In that same reporting, POGO revealed the existence of a draft report and an unpublished survey in which more than 10,000 DHS employees — more than one-third of the respondents — recorded experiencing sexual harassment or misconduct in the workplace. Cuffari didn’t share the results of the survey with agency leadership or Congress until a month after our original story ran. Despite the gobsmacking dereliction of duty demonstrated by Cuffari in these examples, the coverage of his failings alerted DHS agency leadership to the information Cuffari had worked to keep out of the spotlight. Secretary Alejandro Mayorkas responded with an effort to reform the agency’s discipline process, highlighting the valuable role the IG is supposed to play in facilitating these kinds of systemic agency changes. Indeed, this potential to drive change is part of the reason IGs have a mandate to inform agency leaders and Congress of “serious problems, abuses, and deficiencies relating to the administration of programs and operations” at their agencies.

Here, Cuffari fell short of his office’s mission in a critical way. He did not appreciate the severity of “intolerable levels of sexual harassment and sexual misconduct at DHS,” and, in so doing, failed to meet his obligation to report to agency leadership and to Congress. His actions contributed to the very culture his office exists to combat — one where federal employees don’t report serious wrongdoing within their agencies because they fear the retaliation they know will come with it.

A Flurry of Congressional Oversight

The horrific details from our reporting kicked off a flurry of oversight that included staff briefings and a public, bipartisan inquiry by Senators Dick Durbin (D-IL) and Chuck Grassley (R-IA), the chair and ranking member of the Senate Judiciary Committee. Cuffari maintains that his decisions were above reproach and consistent with his statutory responsibilities.

Amid this ongoing scrutiny for burying information about misconduct within DHS components, Cuffari notified Congress that the OIG had become aware of missing Secret Service text messages from Jan. 5 and 6, 2021. What Cuffari’s letter to Congress left out was that he first learned the messages were unavailable in May 2021, and the Secret Service confirmed to the OIG that they were permanently deleted in February 2022, five months before Cuffari let Congress know.
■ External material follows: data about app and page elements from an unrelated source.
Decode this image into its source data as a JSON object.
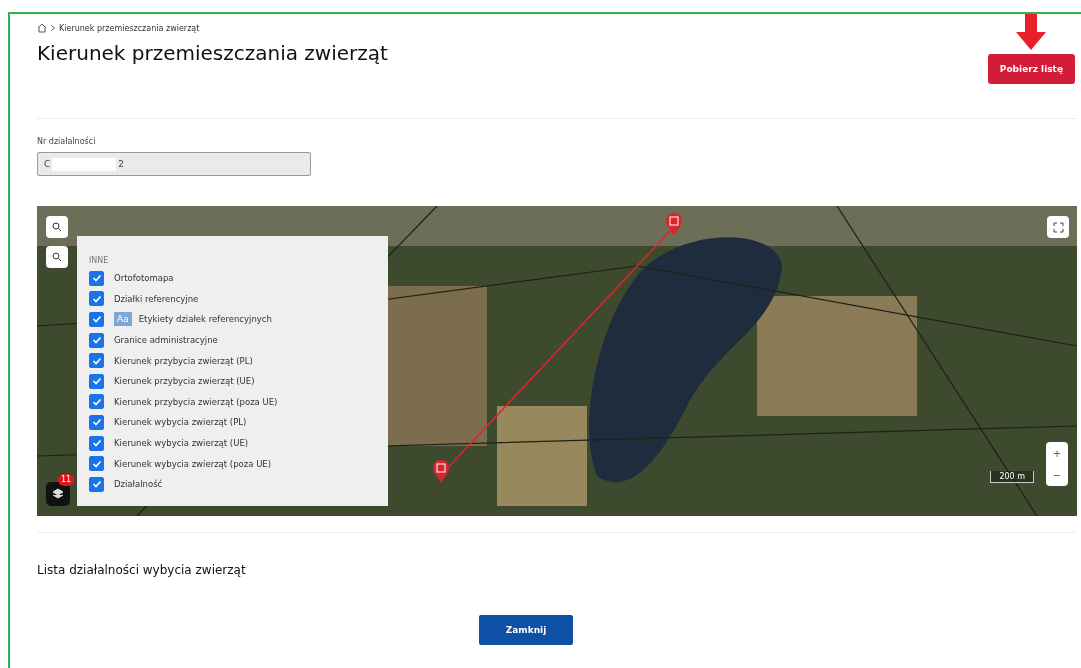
{
  "breadcrumb": {
    "current": "Kierunek przemieszczania zwierząt"
  },
  "title": "Kierunek przemieszczania zwierząt",
  "download_button": "Pobierz listę",
  "field": {
    "label": "Nr działalności",
    "value_start": "C",
    "value_end": "2"
  },
  "map": {
    "layers_group": "INNE",
    "layers": [
      {
        "label": "Ortofotomapa",
        "checked": true
      },
      {
        "label": "Działki referencyjne",
        "checked": true
      },
      {
        "label": "Etykiety działek referencyjnych",
        "checked": true,
        "badge": "Aa"
      },
      {
        "label": "Granice administracyjne",
        "checked": true
      },
      {
        "label": "Kierunek przybycia zwierząt (PL)",
        "checked": true
      },
      {
        "label": "Kierunek przybycia zwierząt (UE)",
        "checked": true
      },
      {
        "label": "Kierunek przybycia zwierząt (poza UE)",
        "checked": true
      },
      {
        "label": "Kierunek wybycia zwierząt (PL)",
        "checked": true
      },
      {
        "label": "Kierunek wybycia zwierząt (UE)",
        "checked": true
      },
      {
        "label": "Kierunek wybycia zwierząt (poza UE)",
        "checked": true
      },
      {
        "label": "Działalność",
        "checked": true
      }
    ],
    "layers_count": "11",
    "scale": "200 m",
    "zoom_in": "+",
    "zoom_out": "−"
  },
  "list_title": "Lista działalności wybycia zwierząt",
  "close_button": "Zamknij"
}
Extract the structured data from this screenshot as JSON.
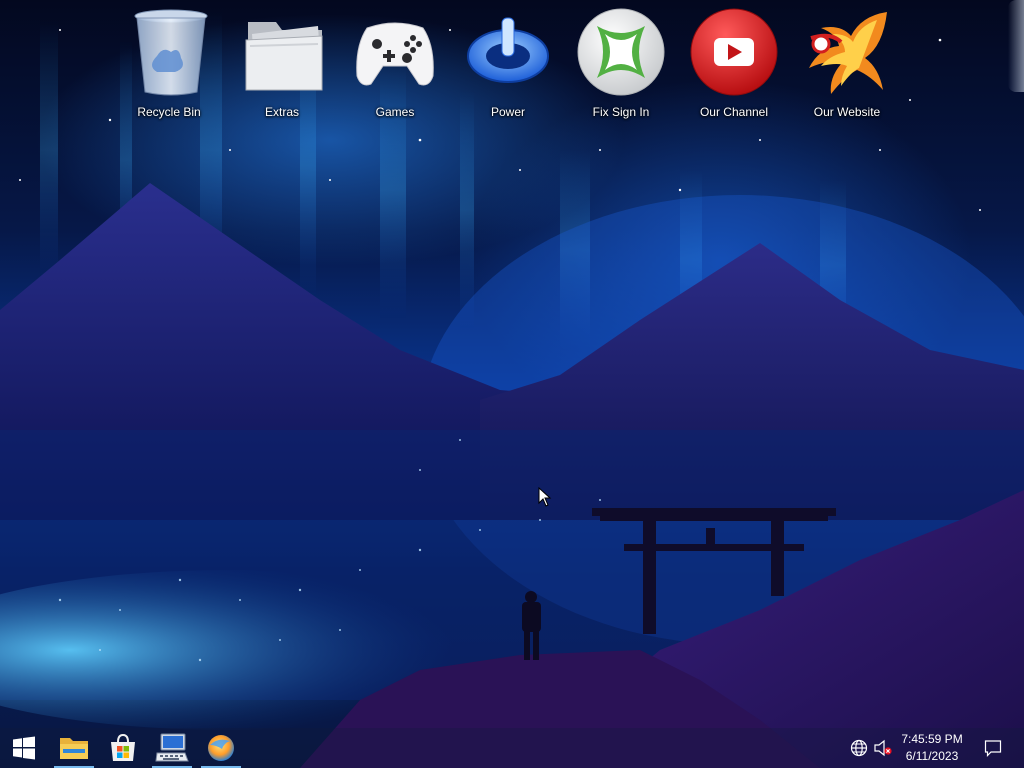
{
  "desktop": {
    "icons": [
      {
        "label": "Recycle Bin",
        "icon": "recycle-bin-icon"
      },
      {
        "label": "Extras",
        "icon": "folder-icon"
      },
      {
        "label": "Games",
        "icon": "gamepad-icon"
      },
      {
        "label": "Power",
        "icon": "power-icon"
      },
      {
        "label": "Fix Sign In",
        "icon": "xbox-icon"
      },
      {
        "label": "Our Channel",
        "icon": "youtube-icon"
      },
      {
        "label": "Our Website",
        "icon": "phoenix-logo-icon"
      }
    ]
  },
  "taskbar": {
    "start": {
      "icon": "windows-logo-icon"
    },
    "pinned": [
      {
        "icon": "file-explorer-icon",
        "running": true
      },
      {
        "icon": "store-icon",
        "running": false
      },
      {
        "icon": "computer-keyboard-icon",
        "running": true
      },
      {
        "icon": "browser-icon",
        "running": true
      }
    ],
    "tray": {
      "network_icon": "globe-icon",
      "volume_icon": "volume-muted-icon",
      "notifications_icon": "action-center-icon"
    },
    "clock": {
      "time": "7:45:59 PM",
      "date": "6/11/2023"
    }
  },
  "colors": {
    "accent": "#76b9ed",
    "sky_top": "#03081f",
    "sky_glow": "#0a3a9c",
    "mountain": "#16166a",
    "ground": "#2a1460"
  }
}
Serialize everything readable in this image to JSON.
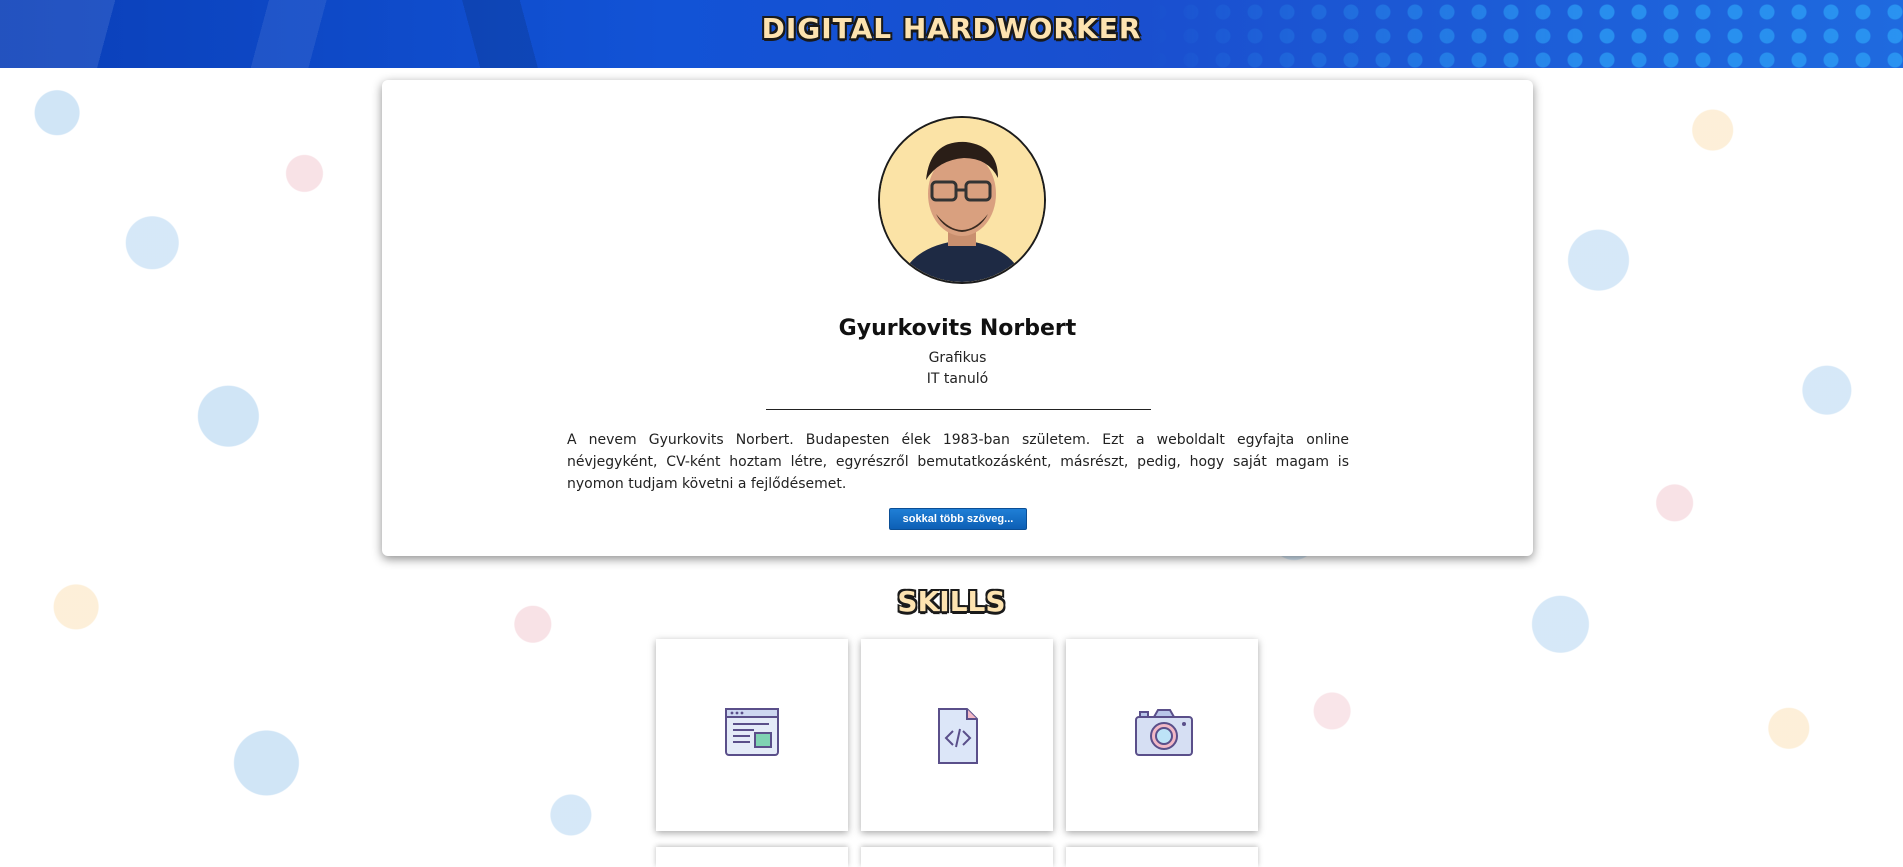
{
  "header": {
    "title": "DIGITAL HARDWORKER"
  },
  "profile": {
    "name": "Gyurkovits Norbert",
    "roles": [
      "Grafikus",
      "IT tanuló"
    ],
    "bio": "A nevem Gyurkovits Norbert. Budapesten élek 1983-ban születem. Ezt a weboldalt egyfajta online névjegyként, CV-ként hoztam létre, egyrészről bemutatkozásként, másrészt, pedig, hogy saját magam is nyomon tudjam követni a fejlődésemet.",
    "more_button": "sokkal több szöveg..."
  },
  "skills": {
    "title": "SKILLS",
    "items": [
      {
        "icon": "web-layout-icon"
      },
      {
        "icon": "code-file-icon"
      },
      {
        "icon": "camera-icon"
      }
    ]
  },
  "colors": {
    "header_blue": "#1253d6",
    "title_cream": "#fde3b0",
    "button_blue": "#0d5fb5",
    "avatar_bg": "#fbe3a6"
  }
}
It is unclear if Cuffari’s briefings to Congress included explanations as to why he overruled a proposed effort to try to retrieve the text messages after initially learning about their deletion. To his credit, Cuffari informed Mayorkas about the issues his office was running into obtaining the missing text messages. But a capable inspector general understands that his mission is not just to keep his agency leader informed, but to keep Congress meaningfully and currently informed of serious issues.

There can be no question that these text messages are relevant to ongoing congressional investigations, in addition to the OIG’s own investigation. Later POGO reporting confirmed that Cuffari’s office was aware that there were other missing text messages potentially relevant to January 6th investigations, from phones that belonged to Wolf and Cuccinelli.

It’s no surprise that this inexplicable delay in notification has led some members of Congress to lose confidence in the inspector general, while others expressed a healthy dose of skepticism towards Cuffari’s decision-making. A clear pattern appears when you take a step back to appreciate these examples together: Cuffari has repeatedly failed to meet the objectives of his position. The duties of an inspector general are complex, but they are not so complicated as to explain why Cuffari still can’t seem to get it right. And while it may be tempting for President Biden to take a light touch and let the inspector general community police their own through the Integrity Committee process, there is a real danger in tacitly approving inferior performance from agency watchdogs and inviting more of the same in the future.